=== TASK DESCRIPTION ===
Omitting all images, set down every line below exactly as it appears.

Top of DATA FOR THE TASK

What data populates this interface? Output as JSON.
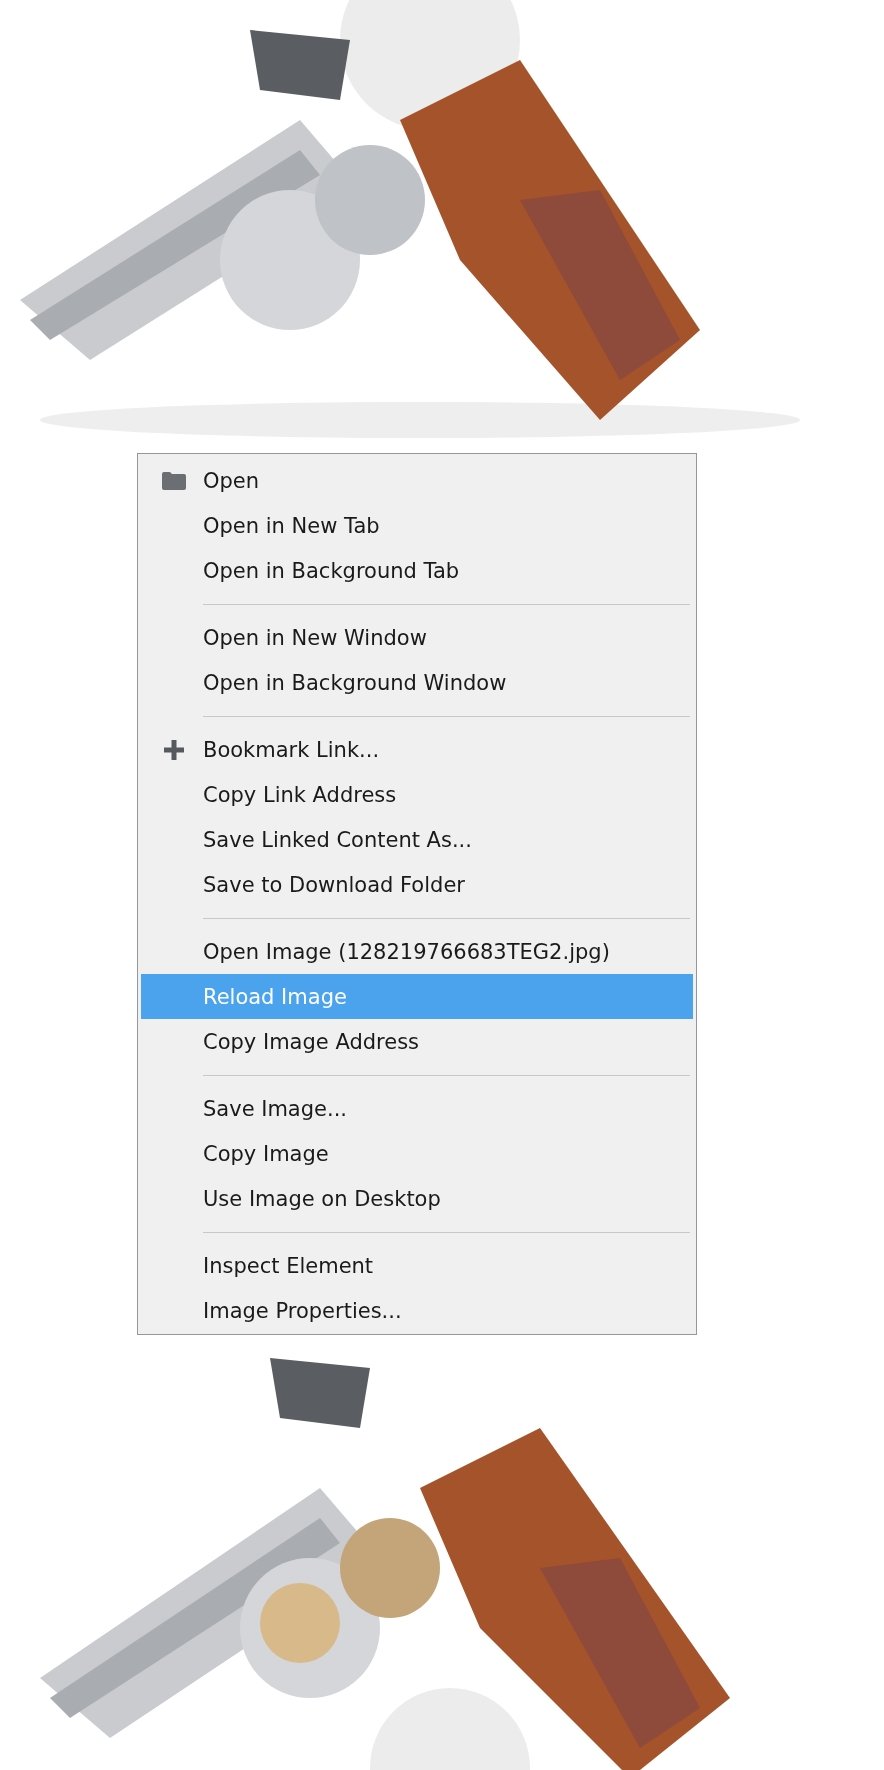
{
  "context_menu": {
    "items": [
      {
        "kind": "folder",
        "label": "Open",
        "selected": false
      },
      {
        "kind": "plain",
        "label": "Open in New Tab",
        "selected": false
      },
      {
        "kind": "plain",
        "label": "Open in Background Tab",
        "selected": false
      },
      {
        "kind": "separator"
      },
      {
        "kind": "plain",
        "label": "Open in New Window",
        "selected": false
      },
      {
        "kind": "plain",
        "label": "Open in Background Window",
        "selected": false
      },
      {
        "kind": "separator"
      },
      {
        "kind": "plus",
        "label": "Bookmark Link...",
        "selected": false
      },
      {
        "kind": "plain",
        "label": "Copy Link Address",
        "selected": false
      },
      {
        "kind": "plain",
        "label": "Save Linked Content As...",
        "selected": false
      },
      {
        "kind": "plain",
        "label": "Save to Download Folder",
        "selected": false
      },
      {
        "kind": "separator"
      },
      {
        "kind": "plain",
        "label": "Open Image (128219766683TEG2.jpg)",
        "selected": false
      },
      {
        "kind": "plain",
        "label": "Reload Image",
        "selected": true
      },
      {
        "kind": "plain",
        "label": "Copy Image Address",
        "selected": false
      },
      {
        "kind": "separator"
      },
      {
        "kind": "plain",
        "label": "Save Image...",
        "selected": false
      },
      {
        "kind": "plain",
        "label": "Copy Image",
        "selected": false
      },
      {
        "kind": "plain",
        "label": "Use Image on Desktop",
        "selected": false
      },
      {
        "kind": "separator"
      },
      {
        "kind": "plain",
        "label": "Inspect Element",
        "selected": false
      },
      {
        "kind": "plain",
        "label": "Image Properties...",
        "selected": false
      }
    ]
  }
}
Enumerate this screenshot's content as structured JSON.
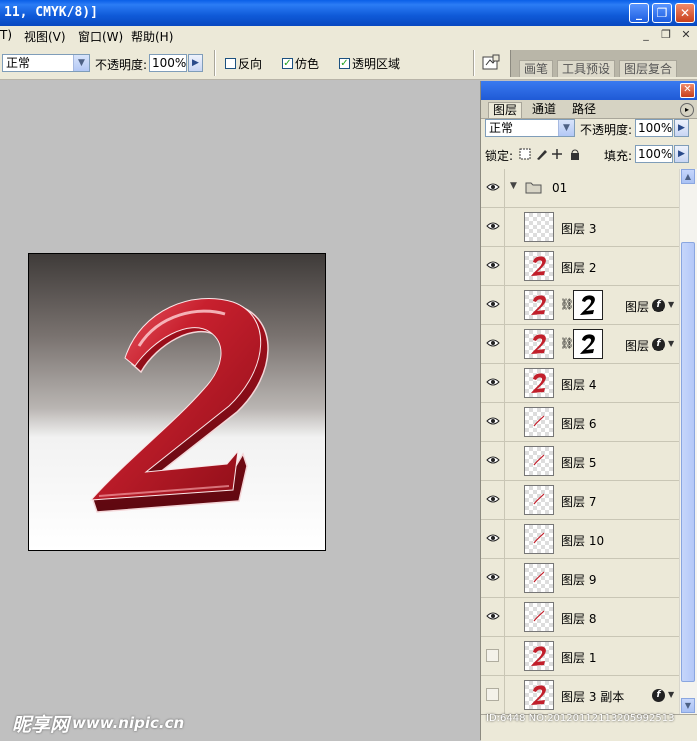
{
  "window": {
    "title": "11, CMYK/8)]"
  },
  "menu": {
    "items": [
      "T)",
      "视图(V)",
      "窗口(W)",
      "帮助(H)"
    ]
  },
  "options": {
    "mode_value": "正常",
    "opacity_label": "不透明度:",
    "opacity_value": "100%",
    "reverse_label": "反向",
    "dither_label": "仿色",
    "transparency_label": "透明区域",
    "tabs": [
      "画笔",
      "工具预设",
      "图层复合"
    ]
  },
  "artwork": {
    "digit": "2"
  },
  "layers_panel": {
    "tabs": [
      "图层",
      "通道",
      "路径"
    ],
    "blend_mode": "正常",
    "opacity_label": "不透明度:",
    "opacity_value": "100%",
    "lock_label": "锁定:",
    "fill_label": "填充:",
    "fill_value": "100%",
    "group_name": "01",
    "layers": [
      {
        "name": "图层 3",
        "visible": true,
        "thumb": "empty",
        "mask": false,
        "fx": false
      },
      {
        "name": "图层 2",
        "visible": true,
        "thumb": "two",
        "mask": false,
        "fx": false
      },
      {
        "name": "图层 ...",
        "visible": true,
        "thumb": "two",
        "mask": true,
        "fx": true
      },
      {
        "name": "图层 ...",
        "visible": true,
        "thumb": "two",
        "mask": true,
        "fx": true
      },
      {
        "name": "图层 4",
        "visible": true,
        "thumb": "two",
        "mask": false,
        "fx": false
      },
      {
        "name": "图层 6",
        "visible": true,
        "thumb": "stroke",
        "mask": false,
        "fx": false
      },
      {
        "name": "图层 5",
        "visible": true,
        "thumb": "stroke",
        "mask": false,
        "fx": false
      },
      {
        "name": "图层 7",
        "visible": true,
        "thumb": "stroke",
        "mask": false,
        "fx": false
      },
      {
        "name": "图层 10",
        "visible": true,
        "thumb": "stroke",
        "mask": false,
        "fx": false
      },
      {
        "name": "图层 9",
        "visible": true,
        "thumb": "stroke",
        "mask": false,
        "fx": false
      },
      {
        "name": "图层 8",
        "visible": true,
        "thumb": "stroke",
        "mask": false,
        "fx": false
      },
      {
        "name": "图层 1",
        "visible": false,
        "thumb": "two",
        "mask": false,
        "fx": false
      },
      {
        "name": "图层 3 副本",
        "visible": false,
        "thumb": "two",
        "mask": false,
        "fx": true
      }
    ]
  },
  "watermark": {
    "logo": "昵享网",
    "site": "www.nipic.cn",
    "id_text": "ID:6448 NO:20120112113205992513"
  }
}
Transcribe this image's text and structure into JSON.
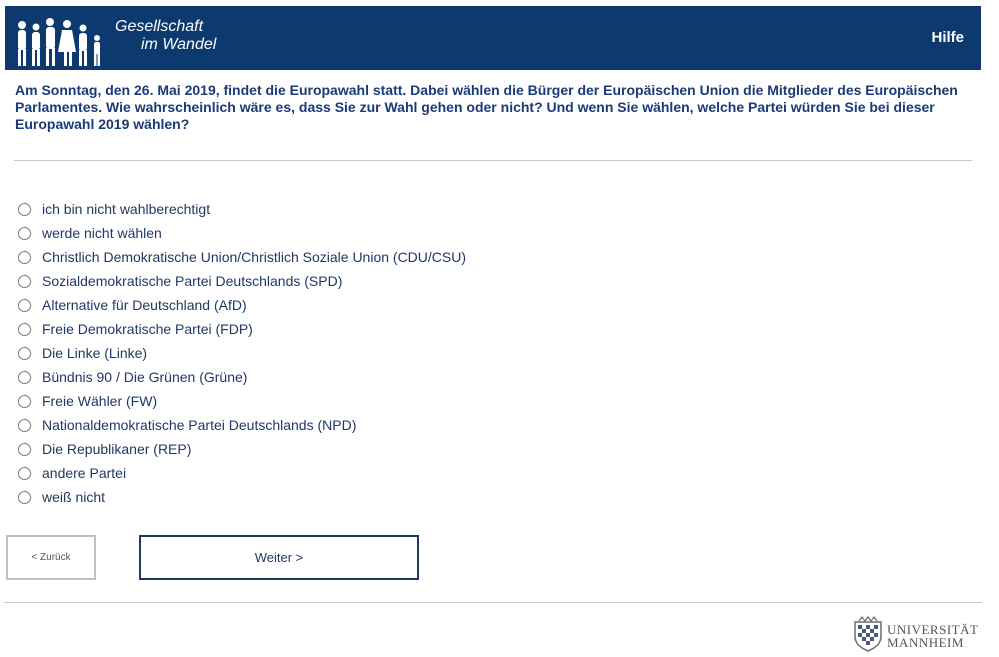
{
  "header": {
    "logo_line1": "Gesellschaft",
    "logo_line2": "im Wandel",
    "help_label": "Hilfe",
    "background_color": "#0c3a6e"
  },
  "question": {
    "text": "Am Sonntag, den 26. Mai 2019, findet die Europawahl statt. Dabei wählen die Bürger der Europäischen Union die Mitglieder des Europäischen Parlamentes. Wie wahrscheinlich wäre es, dass Sie zur Wahl gehen oder nicht? Und wenn Sie wählen, welche Partei würden Sie bei dieser Europawahl 2019 wählen?"
  },
  "options": [
    {
      "label": "ich bin nicht wahlberechtigt"
    },
    {
      "label": "werde nicht wählen"
    },
    {
      "label": "Christlich Demokratische Union/Christlich Soziale Union (CDU/CSU)"
    },
    {
      "label": "Sozialdemokratische Partei Deutschlands (SPD)"
    },
    {
      "label": "Alternative für Deutschland (AfD)"
    },
    {
      "label": "Freie Demokratische Partei (FDP)"
    },
    {
      "label": "Die Linke (Linke)"
    },
    {
      "label": "Bündnis 90 / Die Grünen (Grüne)"
    },
    {
      "label": "Freie Wähler (FW)"
    },
    {
      "label": "Nationaldemokratische Partei Deutschlands (NPD)"
    },
    {
      "label": "Die Republikaner (REP)"
    },
    {
      "label": "andere Partei"
    },
    {
      "label": "weiß nicht"
    }
  ],
  "nav": {
    "back_label": "< Zurück",
    "next_label": "Weiter >"
  },
  "footer": {
    "university_line1": "UNIVERSITÄT",
    "university_line2": "MANNHEIM",
    "logo_icon": "university-crest-icon"
  },
  "colors": {
    "accent": "#1f3864",
    "header": "#0c3a6e"
  }
}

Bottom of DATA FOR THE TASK

=== ANSWER TO THE PROBLEM ===
What data populates this interface? Output as JSON.
{
  "context_menu": {
    "items": [
      {
        "kind": "folder",
        "label": "Open",
        "selected": false
      },
      {
        "kind": "plain",
        "label": "Open in New Tab",
        "selected": false
      },
      {
        "kind": "plain",
        "label": "Open in Background Tab",
        "selected": false
      },
      {
        "kind": "separator"
      },
      {
        "kind": "plain",
        "label": "Open in New Window",
        "selected": false
      },
      {
        "kind": "plain",
        "label": "Open in Background Window",
        "selected": false
      },
      {
        "kind": "separator"
      },
      {
        "kind": "plus",
        "label": "Bookmark Link...",
        "selected": false
      },
      {
        "kind": "plain",
        "label": "Copy Link Address",
        "selected": false
      },
      {
        "kind": "plain",
        "label": "Save Linked Content As...",
        "selected": false
      },
      {
        "kind": "plain",
        "label": "Save to Download Folder",
        "selected": false
      },
      {
        "kind": "separator"
      },
      {
        "kind": "plain",
        "label": "Open Image (128219766683TEG2.jpg)",
        "selected": false
      },
      {
        "kind": "plain",
        "label": "Reload Image",
        "selected": true
      },
      {
        "kind": "plain",
        "label": "Copy Image Address",
        "selected": false
      },
      {
        "kind": "separator"
      },
      {
        "kind": "plain",
        "label": "Save Image...",
        "selected": false
      },
      {
        "kind": "plain",
        "label": "Copy Image",
        "selected": false
      },
      {
        "kind": "plain",
        "label": "Use Image on Desktop",
        "selected": false
      },
      {
        "kind": "separator"
      },
      {
        "kind": "plain",
        "label": "Inspect Element",
        "selected": false
      },
      {
        "kind": "plain",
        "label": "Image Properties...",
        "selected": false
      }
    ]
  }
}
Enumerate this screenshot's content as structured JSON.
{
  "window": {
    "title": "11, CMYK/8)]"
  },
  "menu": {
    "items": [
      "T)",
      "视图(V)",
      "窗口(W)",
      "帮助(H)"
    ]
  },
  "options": {
    "mode_value": "正常",
    "opacity_label": "不透明度:",
    "opacity_value": "100%",
    "reverse_label": "反向",
    "dither_label": "仿色",
    "transparency_label": "透明区域",
    "tabs": [
      "画笔",
      "工具预设",
      "图层复合"
    ]
  },
  "artwork": {
    "digit": "2"
  },
  "layers_panel": {
    "tabs": [
      "图层",
      "通道",
      "路径"
    ],
    "blend_mode": "正常",
    "opacity_label": "不透明度:",
    "opacity_value": "100%",
    "lock_label": "锁定:",
    "fill_label": "填充:",
    "fill_value": "100%",
    "group_name": "01",
    "layers": [
      {
        "name": "图层 3",
        "visible": true,
        "thumb": "empty",
        "mask": false,
        "fx": false
      },
      {
        "name": "图层 2",
        "visible": true,
        "thumb": "two",
        "mask": false,
        "fx": false
      },
      {
        "name": "图层 ...",
        "visible": true,
        "thumb": "two",
        "mask": true,
        "fx": true
      },
      {
        "name": "图层 ...",
        "visible": true,
        "thumb": "two",
        "mask": true,
        "fx": true
      },
      {
        "name": "图层 4",
        "visible": true,
        "thumb": "two",
        "mask": false,
        "fx": false
      },
      {
        "name": "图层 6",
        "visible": true,
        "thumb": "stroke",
        "mask": false,
        "fx": false
      },
      {
        "name": "图层 5",
        "visible": true,
        "thumb": "stroke",
        "mask": false,
        "fx": false
      },
      {
        "name": "图层 7",
        "visible": true,
        "thumb": "stroke",
        "mask": false,
        "fx": false
      },
      {
        "name": "图层 10",
        "visible": true,
        "thumb": "stroke",
        "mask": false,
        "fx": false
      },
      {
        "name": "图层 9",
        "visible": true,
        "thumb": "stroke",
        "mask": false,
        "fx": false
      },
      {
        "name": "图层 8",
        "visible": true,
        "thumb": "stroke",
        "mask": false,
        "fx": false
      },
      {
        "name": "图层 1",
        "visible": false,
        "thumb": "two",
        "mask": false,
        "fx": false
      },
      {
        "name": "图层 3 副本",
        "visible": false,
        "thumb": "two",
        "mask": false,
        "fx": true
      }
    ]
  },
  "watermark": {
    "logo": "昵享网",
    "site": "www.nipic.cn",
    "id_text": "ID:6448 NO:20120112113205992513"
  }
}
Transcribe this image's text and structure into JSON.
{
  "header": {
    "logo_line1": "Gesellschaft",
    "logo_line2": "im Wandel",
    "help_label": "Hilfe",
    "background_color": "#0c3a6e"
  },
  "question": {
    "text": "Am Sonntag, den 26. Mai 2019, findet die Europawahl statt. Dabei wählen die Bürger der Europäischen Union die Mitglieder des Europäischen Parlamentes. Wie wahrscheinlich wäre es, dass Sie zur Wahl gehen oder nicht? Und wenn Sie wählen, welche Partei würden Sie bei dieser Europawahl 2019 wählen?"
  },
  "options": [
    {
      "label": "ich bin nicht wahlberechtigt"
    },
    {
      "label": "werde nicht wählen"
    },
    {
      "label": "Christlich Demokratische Union/Christlich Soziale Union (CDU/CSU)"
    },
    {
      "label": "Sozialdemokratische Partei Deutschlands (SPD)"
    },
    {
      "label": "Alternative für Deutschland (AfD)"
    },
    {
      "label": "Freie Demokratische Partei (FDP)"
    },
    {
      "label": "Die Linke (Linke)"
    },
    {
      "label": "Bündnis 90 / Die Grünen (Grüne)"
    },
    {
      "label": "Freie Wähler (FW)"
    },
    {
      "label": "Nationaldemokratische Partei Deutschlands (NPD)"
    },
    {
      "label": "Die Republikaner (REP)"
    },
    {
      "label": "andere Partei"
    },
    {
      "label": "weiß nicht"
    }
  ],
  "nav": {
    "back_label": "< Zurück",
    "next_label": "Weiter >"
  },
  "footer": {
    "university_line1": "UNIVERSITÄT",
    "university_line2": "MANNHEIM",
    "logo_icon": "university-crest-icon"
  },
  "colors": {
    "accent": "#1f3864",
    "header": "#0c3a6e"
  }
}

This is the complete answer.